Posts Tagged ‘relationship building’

Building positive relationships among stakeholders is paramount to the success of any kind of business. Interestingly, different stakeholders are not the same in nature and the way we can build relationships is by no means the same. However, we can identify few things, which are important to any kind of relationship.

First, what is a relationship? Depending on the context, there can be many interpretations to the term “relationship” but generally, it means something about a connection. In order to sustain the relationship, this connection should create value to all the parties. Therefore, the basis for building relationships is about creating value for all the parties.

The trust between parties is very important when building relationships. It is so important that we can call the level of trust as the strength of the relationship. Then how can we build trust? The heart of building trust is about being truthful.  Always tell the truth and never miss a promise, then you can be truthful.

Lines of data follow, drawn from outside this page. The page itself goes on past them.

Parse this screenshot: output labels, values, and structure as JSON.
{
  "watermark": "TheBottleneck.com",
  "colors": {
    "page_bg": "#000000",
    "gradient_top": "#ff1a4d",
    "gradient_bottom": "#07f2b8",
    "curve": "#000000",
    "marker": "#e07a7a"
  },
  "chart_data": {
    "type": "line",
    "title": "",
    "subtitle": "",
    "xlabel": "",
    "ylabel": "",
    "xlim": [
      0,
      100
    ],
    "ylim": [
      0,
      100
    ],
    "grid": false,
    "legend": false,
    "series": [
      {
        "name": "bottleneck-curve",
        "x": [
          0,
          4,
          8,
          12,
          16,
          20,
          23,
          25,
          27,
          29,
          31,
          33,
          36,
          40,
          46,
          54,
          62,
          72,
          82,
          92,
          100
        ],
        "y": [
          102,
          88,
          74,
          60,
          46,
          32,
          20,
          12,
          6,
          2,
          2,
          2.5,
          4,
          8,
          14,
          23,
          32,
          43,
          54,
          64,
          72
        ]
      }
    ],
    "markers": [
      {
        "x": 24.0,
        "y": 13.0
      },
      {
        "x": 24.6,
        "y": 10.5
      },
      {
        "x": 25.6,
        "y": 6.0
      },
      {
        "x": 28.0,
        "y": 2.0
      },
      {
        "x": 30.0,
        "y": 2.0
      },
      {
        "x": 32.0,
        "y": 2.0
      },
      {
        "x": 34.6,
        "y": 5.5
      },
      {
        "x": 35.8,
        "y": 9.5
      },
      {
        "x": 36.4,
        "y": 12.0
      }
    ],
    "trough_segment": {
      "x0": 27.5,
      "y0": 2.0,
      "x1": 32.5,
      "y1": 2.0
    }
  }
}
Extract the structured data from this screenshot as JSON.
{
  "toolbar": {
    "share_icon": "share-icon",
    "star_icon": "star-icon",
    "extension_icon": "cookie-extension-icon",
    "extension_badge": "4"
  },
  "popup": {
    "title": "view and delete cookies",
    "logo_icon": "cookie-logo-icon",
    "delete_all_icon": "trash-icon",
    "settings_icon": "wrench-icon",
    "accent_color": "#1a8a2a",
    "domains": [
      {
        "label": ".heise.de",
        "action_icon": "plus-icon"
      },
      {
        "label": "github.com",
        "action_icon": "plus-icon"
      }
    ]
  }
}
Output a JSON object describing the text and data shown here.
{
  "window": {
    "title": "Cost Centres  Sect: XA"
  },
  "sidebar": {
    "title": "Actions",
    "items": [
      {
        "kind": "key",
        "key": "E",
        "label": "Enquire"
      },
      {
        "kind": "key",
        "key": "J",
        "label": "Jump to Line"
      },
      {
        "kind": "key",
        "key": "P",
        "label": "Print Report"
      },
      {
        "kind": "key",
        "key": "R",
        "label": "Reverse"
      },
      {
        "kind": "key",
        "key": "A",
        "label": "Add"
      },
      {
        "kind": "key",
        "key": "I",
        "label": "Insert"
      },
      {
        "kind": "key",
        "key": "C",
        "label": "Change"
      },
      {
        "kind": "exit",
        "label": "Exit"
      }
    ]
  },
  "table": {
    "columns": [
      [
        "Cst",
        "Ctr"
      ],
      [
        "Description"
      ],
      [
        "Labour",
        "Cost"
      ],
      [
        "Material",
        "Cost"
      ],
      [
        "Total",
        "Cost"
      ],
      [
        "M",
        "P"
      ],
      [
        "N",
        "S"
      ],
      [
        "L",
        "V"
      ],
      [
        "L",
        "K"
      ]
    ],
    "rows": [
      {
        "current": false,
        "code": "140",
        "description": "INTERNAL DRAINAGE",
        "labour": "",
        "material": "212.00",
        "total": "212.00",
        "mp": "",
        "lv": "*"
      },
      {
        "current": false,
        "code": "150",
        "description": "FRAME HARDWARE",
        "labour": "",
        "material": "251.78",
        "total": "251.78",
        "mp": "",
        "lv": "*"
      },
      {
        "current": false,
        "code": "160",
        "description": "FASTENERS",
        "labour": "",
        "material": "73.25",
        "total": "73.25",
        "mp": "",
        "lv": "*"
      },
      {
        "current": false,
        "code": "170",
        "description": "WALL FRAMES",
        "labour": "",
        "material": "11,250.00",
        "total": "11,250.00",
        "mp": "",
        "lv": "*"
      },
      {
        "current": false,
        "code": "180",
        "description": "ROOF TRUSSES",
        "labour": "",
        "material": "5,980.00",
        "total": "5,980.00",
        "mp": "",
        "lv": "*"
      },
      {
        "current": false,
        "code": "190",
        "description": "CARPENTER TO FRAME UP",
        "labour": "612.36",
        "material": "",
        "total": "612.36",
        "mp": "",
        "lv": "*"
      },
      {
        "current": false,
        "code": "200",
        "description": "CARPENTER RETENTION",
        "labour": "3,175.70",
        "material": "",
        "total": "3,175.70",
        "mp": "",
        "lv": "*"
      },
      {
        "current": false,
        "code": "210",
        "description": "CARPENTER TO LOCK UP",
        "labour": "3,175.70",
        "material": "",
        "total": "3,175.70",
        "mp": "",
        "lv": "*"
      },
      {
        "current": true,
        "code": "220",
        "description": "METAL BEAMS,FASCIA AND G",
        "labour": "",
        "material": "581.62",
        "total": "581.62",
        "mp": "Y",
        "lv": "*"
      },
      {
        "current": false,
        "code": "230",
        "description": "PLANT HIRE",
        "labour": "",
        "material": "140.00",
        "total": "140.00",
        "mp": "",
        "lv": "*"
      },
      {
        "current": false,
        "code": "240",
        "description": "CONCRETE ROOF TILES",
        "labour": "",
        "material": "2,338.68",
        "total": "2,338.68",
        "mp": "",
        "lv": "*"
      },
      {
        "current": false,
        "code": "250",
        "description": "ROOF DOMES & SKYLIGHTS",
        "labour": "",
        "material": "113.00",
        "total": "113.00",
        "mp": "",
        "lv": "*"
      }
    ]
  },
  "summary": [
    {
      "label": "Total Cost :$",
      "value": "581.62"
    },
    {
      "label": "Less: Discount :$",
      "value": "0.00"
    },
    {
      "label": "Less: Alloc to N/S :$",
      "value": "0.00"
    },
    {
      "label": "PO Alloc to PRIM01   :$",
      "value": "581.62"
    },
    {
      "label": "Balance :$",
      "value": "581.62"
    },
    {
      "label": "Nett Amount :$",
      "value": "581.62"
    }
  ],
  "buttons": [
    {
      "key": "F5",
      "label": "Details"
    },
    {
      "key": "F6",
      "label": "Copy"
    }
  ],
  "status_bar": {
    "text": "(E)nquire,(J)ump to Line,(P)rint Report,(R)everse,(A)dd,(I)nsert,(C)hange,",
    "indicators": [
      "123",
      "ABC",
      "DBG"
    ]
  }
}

In addition, if you could be there for other parties and be friendly with them that will greatly help to strengthen your relationship.

Having a good relationship with clients will greatly help you as a consultant. In fact, one important aspect of good consultation is about building relationships. Without a good relationship, you will not be able to get the client’s confidence and trust. Without confidence and trust, no one will ask your help. If nobody is asking your help, then you are no longer a consultant.

When I first heard about this concept of “having a service failure could results a better customer satisfaction than not having a service failure”, I thought this is some kind of joke. However, I soon found that there are number of studies done on this topic. Interestingly, this paradox of service recovery is supported by many management theories such as expectancy-disconfirmation theory, script theory and commitment-trust theory. Therefore, it is worth to have a more serious look at the implications of this paradox.